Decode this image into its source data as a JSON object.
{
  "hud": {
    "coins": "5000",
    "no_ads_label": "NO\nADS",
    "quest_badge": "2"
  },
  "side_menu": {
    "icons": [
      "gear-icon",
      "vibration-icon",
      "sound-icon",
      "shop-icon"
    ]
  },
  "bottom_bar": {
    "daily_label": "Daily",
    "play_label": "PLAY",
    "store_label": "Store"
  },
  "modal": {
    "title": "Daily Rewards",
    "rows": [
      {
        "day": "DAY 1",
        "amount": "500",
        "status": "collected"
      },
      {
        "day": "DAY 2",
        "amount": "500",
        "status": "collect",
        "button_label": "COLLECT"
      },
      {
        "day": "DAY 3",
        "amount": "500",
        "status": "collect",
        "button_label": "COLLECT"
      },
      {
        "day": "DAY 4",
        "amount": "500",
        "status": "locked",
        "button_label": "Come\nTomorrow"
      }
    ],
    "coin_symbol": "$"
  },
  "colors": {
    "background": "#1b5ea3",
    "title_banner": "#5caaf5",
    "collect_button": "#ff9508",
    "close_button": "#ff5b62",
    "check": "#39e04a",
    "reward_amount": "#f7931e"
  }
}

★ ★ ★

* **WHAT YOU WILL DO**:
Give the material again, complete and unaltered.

* **YOUR RESPONSE**:
Decode this image into its source data as a JSON object.
{
  "hud": {
    "coins": "5000",
    "no_ads_label": "NO\nADS",
    "quest_badge": "2"
  },
  "side_menu": {
    "icons": [
      "gear-icon",
      "vibration-icon",
      "sound-icon",
      "shop-icon"
    ]
  },
  "bottom_bar": {
    "daily_label": "Daily",
    "play_label": "PLAY",
    "store_label": "Store"
  },
  "modal": {
    "title": "Daily Rewards",
    "rows": [
      {
        "day": "DAY 1",
        "amount": "500",
        "status": "collected"
      },
      {
        "day": "DAY 2",
        "amount": "500",
        "status": "collect",
        "button_label": "COLLECT"
      },
      {
        "day": "DAY 3",
        "amount": "500",
        "status": "collect",
        "button_label": "COLLECT"
      },
      {
        "day": "DAY 4",
        "amount": "500",
        "status": "locked",
        "button_label": "Come\nTomorrow"
      }
    ],
    "coin_symbol": "$"
  },
  "colors": {
    "background": "#1b5ea3",
    "title_banner": "#5caaf5",
    "collect_button": "#ff9508",
    "close_button": "#ff5b62",
    "check": "#39e04a",
    "reward_amount": "#f7931e"
  }
}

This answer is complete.